__REQUIREMENT__: Identify every line in the records below that contains the word "OTHER", and copy each of those lines.

__EXERCISE MATERIALS__:

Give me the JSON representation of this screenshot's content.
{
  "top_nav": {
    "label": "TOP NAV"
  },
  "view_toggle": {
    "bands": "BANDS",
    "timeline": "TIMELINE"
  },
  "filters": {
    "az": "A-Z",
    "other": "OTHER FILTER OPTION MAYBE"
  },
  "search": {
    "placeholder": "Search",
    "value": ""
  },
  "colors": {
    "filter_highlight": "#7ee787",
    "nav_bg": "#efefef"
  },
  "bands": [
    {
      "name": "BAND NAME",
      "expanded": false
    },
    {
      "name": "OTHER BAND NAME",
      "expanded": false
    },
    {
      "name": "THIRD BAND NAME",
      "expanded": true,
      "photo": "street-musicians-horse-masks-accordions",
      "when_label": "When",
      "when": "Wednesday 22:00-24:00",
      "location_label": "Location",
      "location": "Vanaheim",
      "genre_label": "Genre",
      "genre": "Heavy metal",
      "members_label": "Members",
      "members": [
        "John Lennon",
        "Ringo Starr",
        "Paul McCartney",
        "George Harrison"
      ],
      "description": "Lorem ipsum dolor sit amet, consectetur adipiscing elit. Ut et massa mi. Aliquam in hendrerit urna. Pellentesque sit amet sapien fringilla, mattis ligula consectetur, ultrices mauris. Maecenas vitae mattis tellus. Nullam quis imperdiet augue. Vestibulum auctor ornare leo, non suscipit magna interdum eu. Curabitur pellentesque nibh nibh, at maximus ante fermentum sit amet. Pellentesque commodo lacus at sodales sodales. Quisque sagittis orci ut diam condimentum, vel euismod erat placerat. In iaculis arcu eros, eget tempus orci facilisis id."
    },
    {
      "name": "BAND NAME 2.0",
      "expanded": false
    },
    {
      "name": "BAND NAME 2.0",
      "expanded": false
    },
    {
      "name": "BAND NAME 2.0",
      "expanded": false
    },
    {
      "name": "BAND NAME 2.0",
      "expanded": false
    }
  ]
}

__EXERCISE OUTPUT__:
    "other": "OTHER FILTER OPTION MAYBE"
      "name": "OTHER BAND NAME",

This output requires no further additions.